Copy every record that appears below, exactly as it stands.

##### TASK INPUT #####

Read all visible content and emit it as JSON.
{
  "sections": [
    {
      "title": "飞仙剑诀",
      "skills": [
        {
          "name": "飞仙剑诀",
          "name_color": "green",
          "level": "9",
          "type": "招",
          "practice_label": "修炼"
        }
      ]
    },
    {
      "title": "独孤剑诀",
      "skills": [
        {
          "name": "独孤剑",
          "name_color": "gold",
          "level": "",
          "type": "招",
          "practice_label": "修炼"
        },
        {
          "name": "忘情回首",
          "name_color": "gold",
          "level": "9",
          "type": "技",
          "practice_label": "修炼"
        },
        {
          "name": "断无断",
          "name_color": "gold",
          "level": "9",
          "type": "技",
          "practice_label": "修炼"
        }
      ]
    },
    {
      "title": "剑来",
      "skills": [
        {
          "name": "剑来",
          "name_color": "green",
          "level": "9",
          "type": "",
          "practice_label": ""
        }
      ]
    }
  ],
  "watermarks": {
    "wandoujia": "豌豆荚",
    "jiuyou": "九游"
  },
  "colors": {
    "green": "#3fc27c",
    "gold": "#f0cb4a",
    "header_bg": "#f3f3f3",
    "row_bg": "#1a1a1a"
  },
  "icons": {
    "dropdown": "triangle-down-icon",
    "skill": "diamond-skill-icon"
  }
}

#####

TASK SOLUTION:
Read all visible content and emit it as JSON.
{
  "sections": [
    {
      "title": "飞仙剑诀",
      "skills": [
        {
          "name": "飞仙剑诀",
          "name_color": "green",
          "level": "9",
          "type": "招",
          "practice_label": "修炼"
        }
      ]
    },
    {
      "title": "独孤剑诀",
      "skills": [
        {
          "name": "独孤剑",
          "name_color": "gold",
          "level": "",
          "type": "招",
          "practice_label": "修炼"
        },
        {
          "name": "忘情回首",
          "name_color": "gold",
          "level": "9",
          "type": "技",
          "practice_label": "修炼"
        },
        {
          "name": "断无断",
          "name_color": "gold",
          "level": "9",
          "type": "技",
          "practice_label": "修炼"
        }
      ]
    },
    {
      "title": "剑来",
      "skills": [
        {
          "name": "剑来",
          "name_color": "green",
          "level": "9",
          "type": "",
          "practice_label": ""
        }
      ]
    }
  ],
  "watermarks": {
    "wandoujia": "豌豆荚",
    "jiuyou": "九游"
  },
  "colors": {
    "green": "#3fc27c",
    "gold": "#f0cb4a",
    "header_bg": "#f3f3f3",
    "row_bg": "#1a1a1a"
  },
  "icons": {
    "dropdown": "triangle-down-icon",
    "skill": "diamond-skill-icon"
  }
}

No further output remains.